• Dawn Rogala checking on Claire Curran's inpainting

    PSP student Dawn V. Rogala working with UD undergraduate students at the Winterthur Museum


History of the PSP

The Planning Process

The proposal was formed by a group of twelve faculty and administrators from nine different departments, programs, and the dean’s office. The task force members included: the Dean of the College of Arts and Sciences, the Assoc. Dean for Arts and Humanities, the Director of MC Studies, the Chair and former Chair from Art Conservation, the former Director of the Conservation Ph.D., the Director of Museum Studies, the Director for the Center for Historic Architecture and Design, the Director of the Winterthur Program in Early American Culture, the Preservation Department Head in the UD Library, the Associate Director of the Center for Historic Architecture and Design, and an Associate Professor from Anthropology. They met regularly over the last year and a half to create an outline for a new doctoral program. In winter of 2004, the Center for Material Culture Studies voted unanimously to administer the program. Draft copies of the proposal were circulated, and five lunch-time meetings were held with thirty faculty members and administrators from possible cooperating departments and museums in March and April 2004. Comments and suggestions were gathered and incorporated into the proposal.

The Art Conservation Research Ph.D. (1990-2003) served as a pilot project for the proposed PSP. Six students graduated from the program (including the 2003 winner of the Wilbur Owen Sypherd Prize for dissertations in the Humanities). 

Enrollment and Anticipated Student Backgrounds

In the first six years the PSP received more than 100 inquiries and 28 formal applications.  Maximum enrollment will initially be limited to approximately eight matriculated students, one to three accepted a year, dependent upon the amount of additional funding available to support students in this program, and by the availability of faculty members to serve as advisors within the demands of their individual workloads. All students must be full time for the first two semesters and may be part time after completing six three-credit courses. Many applicants will be actively employed professionals who will conduct their work during sabbaticals or other leaves. The dissertation will provide them the experience necessary to continue conducting high quality research throughout their careers and to advance the field in their specific disciplines. At the same time, the opportunity to interact with students and faculty from a broad spectrum of preservation specialties will help the student to gain a wider view of the larger context of his or her area of concentration. Such a larger view would be an asset to those wishing to move into administrative/managerial roles.

In the preservation disciplines such as historic preservation, art and architectural conservation, and museum studies, there are few opportunities to earn a doctoral degree. Most programs provide practical training at the master's degree level for practitioners.
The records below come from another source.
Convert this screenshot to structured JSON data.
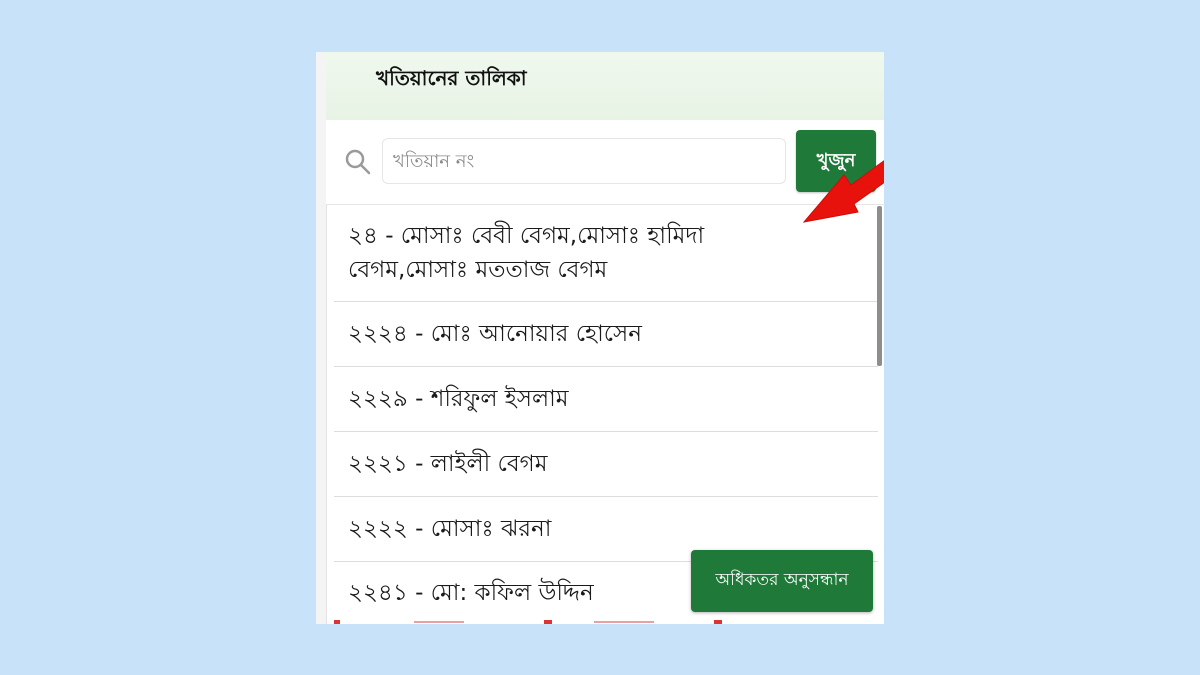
{
  "header": {
    "title": "খতিয়ানের তালিকা"
  },
  "search": {
    "placeholder": "খতিয়ান নং",
    "button_label": "খুজুন",
    "icon": "search-icon"
  },
  "list": {
    "items": [
      {
        "label": "২৪ - মোসাঃ বেবী বেগম,মোসাঃ হামিদা বেগম,মোসাঃ মততাজ বেগম"
      },
      {
        "label": "২২২৪ - মোঃ আনোয়ার হোসেন"
      },
      {
        "label": "২২২৯ - শরিফুল ইসলাম"
      },
      {
        "label": "২২২১ - লাইলী বেগম"
      },
      {
        "label": "২২২২ - মোসাঃ ঝরনা"
      },
      {
        "label": "২২৪১ - মো: কফিল উদ্দিন"
      }
    ]
  },
  "more_button": {
    "label": "অধিকতর অনুসন্ধান"
  },
  "annotation": {
    "icon": "arrow-icon",
    "color": "#e8120c"
  },
  "colors": {
    "accent": "#1f7a3a",
    "background": "#c8e3f9",
    "header_bg": "#eaf5e8"
  }
}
This program will provide training in the conduct of research, will allow students to pursue in-depth research on a topic of significance to their area of concentration, and at the same time will give them a greater theoretical grounding and will help them place their specialization into context within the broader field of preservation studies. Strong interest in the program has already been expressed from those holding master's degrees in relevant disciplines. Students earning this degree are likely to be already employed in non-profit institutions such as museums, libraries, universities, and federal, state, and local historical organizations.

The need at this time for a program of doctoral study in preservation reflects both a coming of age for the profession and recognition within the wider world of humanities studies of the central role that preservation has in supporting scholarly activity in humanities disciplines such as history, art history, material culture studies, and anthropology.

The Preservation Studies Program is the only program in North America that  offers an interdisciplinary doctoral degree designed to combine technical art  history and science.  There are related doctoral programs in Historic  Preservation at Tulane University and at the University of Texas, Austin; a  Ph.D. Program in Historic Preservation Planning at Cornell University, and a  doctoral program at Columbia University for “fields devoted to the built  environment.”  Doctoral study is available at the University of Gothenburg in  Sweden in three areas: Built Environment, Conservation Science, and Craft.   Several related though more narrowly defined Ph.D. programs are currently  active, such as a Ph.D. program in conservation science at the Institute of  Archaeology, University College London; or the University of Arizona/Arizona  State Museum Heritage Conservation Science Doctoral Program. The Ph.D. program  in art conservation at the Royal College of Art/Victoria and Albert Museum and  the Ph.D. program in textile science and conservation created by a partnership  between the Textile Conservation Center (TCC) and at the University of  Southampton and the Universities of Bradford and Manchester, UK both closed in  2009.  The TCC program has recently been resurrected at the University of  Glasgow accompanied by a technical art history program.  Individualized doctoral  study tracks in preservation topics are available by special arrangement and  government funding at several universities in the U.K.  An earlier doctoral  program in Cultural Heritage Conservation in Australia has also closed.  In  France there are doctoral programs at the Sorbonne that involve research and  writing only, no coursework.

Degree Awarded

The degree awarded is a Ph.D. in Preservation Studies.